• [Materials provided]:
----

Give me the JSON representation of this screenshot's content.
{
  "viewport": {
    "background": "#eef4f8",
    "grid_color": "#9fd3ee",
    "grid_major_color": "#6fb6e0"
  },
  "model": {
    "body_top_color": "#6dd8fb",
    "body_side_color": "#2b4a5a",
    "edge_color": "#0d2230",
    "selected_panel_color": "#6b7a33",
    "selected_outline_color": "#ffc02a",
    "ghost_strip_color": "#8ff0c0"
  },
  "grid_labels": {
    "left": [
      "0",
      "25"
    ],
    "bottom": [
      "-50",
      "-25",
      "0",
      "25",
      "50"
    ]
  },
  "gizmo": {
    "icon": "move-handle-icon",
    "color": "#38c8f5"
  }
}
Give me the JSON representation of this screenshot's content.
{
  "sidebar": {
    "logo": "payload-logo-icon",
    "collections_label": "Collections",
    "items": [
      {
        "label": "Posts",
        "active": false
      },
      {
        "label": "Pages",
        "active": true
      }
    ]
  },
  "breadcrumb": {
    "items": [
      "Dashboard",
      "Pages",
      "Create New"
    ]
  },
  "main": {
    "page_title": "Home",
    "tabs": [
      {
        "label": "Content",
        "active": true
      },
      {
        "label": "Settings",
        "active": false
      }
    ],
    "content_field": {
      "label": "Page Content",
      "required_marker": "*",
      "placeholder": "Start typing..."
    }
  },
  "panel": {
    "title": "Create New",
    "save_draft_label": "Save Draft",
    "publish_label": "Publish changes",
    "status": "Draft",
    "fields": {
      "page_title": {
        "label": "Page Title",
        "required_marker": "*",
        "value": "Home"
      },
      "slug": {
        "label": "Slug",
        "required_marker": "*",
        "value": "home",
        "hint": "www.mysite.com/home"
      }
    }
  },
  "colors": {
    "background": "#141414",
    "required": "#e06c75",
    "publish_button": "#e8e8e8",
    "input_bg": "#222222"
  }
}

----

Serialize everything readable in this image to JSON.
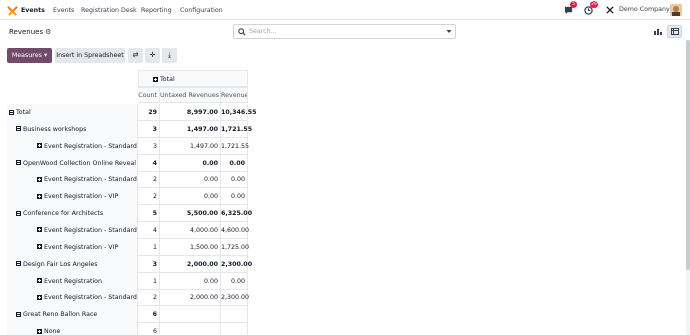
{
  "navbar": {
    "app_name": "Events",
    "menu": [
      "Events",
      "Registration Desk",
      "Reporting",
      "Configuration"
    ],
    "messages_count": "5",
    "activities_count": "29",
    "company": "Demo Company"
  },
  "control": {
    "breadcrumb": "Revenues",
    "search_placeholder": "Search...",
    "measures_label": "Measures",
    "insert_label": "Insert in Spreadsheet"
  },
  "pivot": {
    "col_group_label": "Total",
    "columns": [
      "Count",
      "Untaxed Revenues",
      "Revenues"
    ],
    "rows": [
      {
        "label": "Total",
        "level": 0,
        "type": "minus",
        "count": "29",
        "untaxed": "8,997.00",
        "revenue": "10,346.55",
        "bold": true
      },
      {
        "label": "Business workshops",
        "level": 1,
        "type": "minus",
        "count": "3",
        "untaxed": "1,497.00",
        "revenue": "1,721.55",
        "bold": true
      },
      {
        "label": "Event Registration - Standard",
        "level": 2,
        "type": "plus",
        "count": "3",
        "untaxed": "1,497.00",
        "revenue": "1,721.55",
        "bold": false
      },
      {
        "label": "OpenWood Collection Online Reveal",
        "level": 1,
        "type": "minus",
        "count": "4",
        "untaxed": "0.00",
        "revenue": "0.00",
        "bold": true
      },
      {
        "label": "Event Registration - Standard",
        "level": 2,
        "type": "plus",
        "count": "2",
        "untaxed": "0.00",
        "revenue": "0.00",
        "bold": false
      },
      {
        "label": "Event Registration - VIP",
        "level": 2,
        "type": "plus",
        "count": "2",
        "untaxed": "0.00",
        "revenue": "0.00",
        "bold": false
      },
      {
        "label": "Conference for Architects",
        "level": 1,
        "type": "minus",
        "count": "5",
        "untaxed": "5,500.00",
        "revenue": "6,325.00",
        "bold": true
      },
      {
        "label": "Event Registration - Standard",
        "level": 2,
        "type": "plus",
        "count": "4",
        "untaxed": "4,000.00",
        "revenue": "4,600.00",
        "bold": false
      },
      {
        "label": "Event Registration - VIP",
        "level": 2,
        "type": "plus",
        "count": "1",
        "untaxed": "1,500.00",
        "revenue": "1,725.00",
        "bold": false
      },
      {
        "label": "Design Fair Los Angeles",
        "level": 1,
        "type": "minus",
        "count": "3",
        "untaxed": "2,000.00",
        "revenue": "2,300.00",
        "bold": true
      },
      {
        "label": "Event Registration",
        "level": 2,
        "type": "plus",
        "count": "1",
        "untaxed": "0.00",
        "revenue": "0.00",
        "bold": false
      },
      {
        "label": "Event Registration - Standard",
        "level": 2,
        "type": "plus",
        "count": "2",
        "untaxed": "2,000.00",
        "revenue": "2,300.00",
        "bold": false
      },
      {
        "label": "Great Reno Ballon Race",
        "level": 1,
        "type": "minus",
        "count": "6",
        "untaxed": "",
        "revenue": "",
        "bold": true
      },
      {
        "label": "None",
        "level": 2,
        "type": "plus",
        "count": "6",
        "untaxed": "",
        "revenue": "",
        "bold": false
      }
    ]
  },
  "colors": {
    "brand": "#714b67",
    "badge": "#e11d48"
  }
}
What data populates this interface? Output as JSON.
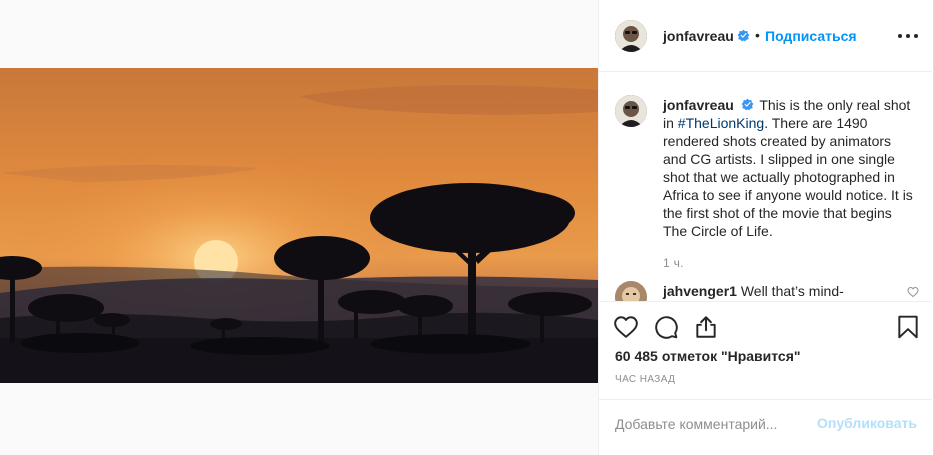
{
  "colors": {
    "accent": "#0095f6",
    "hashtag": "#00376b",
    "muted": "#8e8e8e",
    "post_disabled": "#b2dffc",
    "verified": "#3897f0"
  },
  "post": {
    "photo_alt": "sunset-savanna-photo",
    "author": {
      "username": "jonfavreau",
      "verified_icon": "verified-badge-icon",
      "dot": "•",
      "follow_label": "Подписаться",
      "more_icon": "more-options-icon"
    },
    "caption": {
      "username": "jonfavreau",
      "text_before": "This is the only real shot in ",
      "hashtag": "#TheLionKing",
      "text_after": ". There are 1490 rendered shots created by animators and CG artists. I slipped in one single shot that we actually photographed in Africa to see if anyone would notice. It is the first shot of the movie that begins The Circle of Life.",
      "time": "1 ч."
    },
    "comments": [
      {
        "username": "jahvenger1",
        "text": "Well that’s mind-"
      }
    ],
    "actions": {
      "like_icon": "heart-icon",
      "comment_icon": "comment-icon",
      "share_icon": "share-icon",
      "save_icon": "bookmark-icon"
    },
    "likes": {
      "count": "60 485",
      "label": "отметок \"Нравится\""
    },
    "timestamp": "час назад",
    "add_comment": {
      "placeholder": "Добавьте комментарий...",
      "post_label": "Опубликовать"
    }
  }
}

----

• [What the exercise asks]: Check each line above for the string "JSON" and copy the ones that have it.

• [Result]:
Give me the JSON representation of this screenshot's content.
Give me the JSON representation of this screenshot's content.
Serialize everything readable in this image to JSON.
What data populates this interface? Output as JSON.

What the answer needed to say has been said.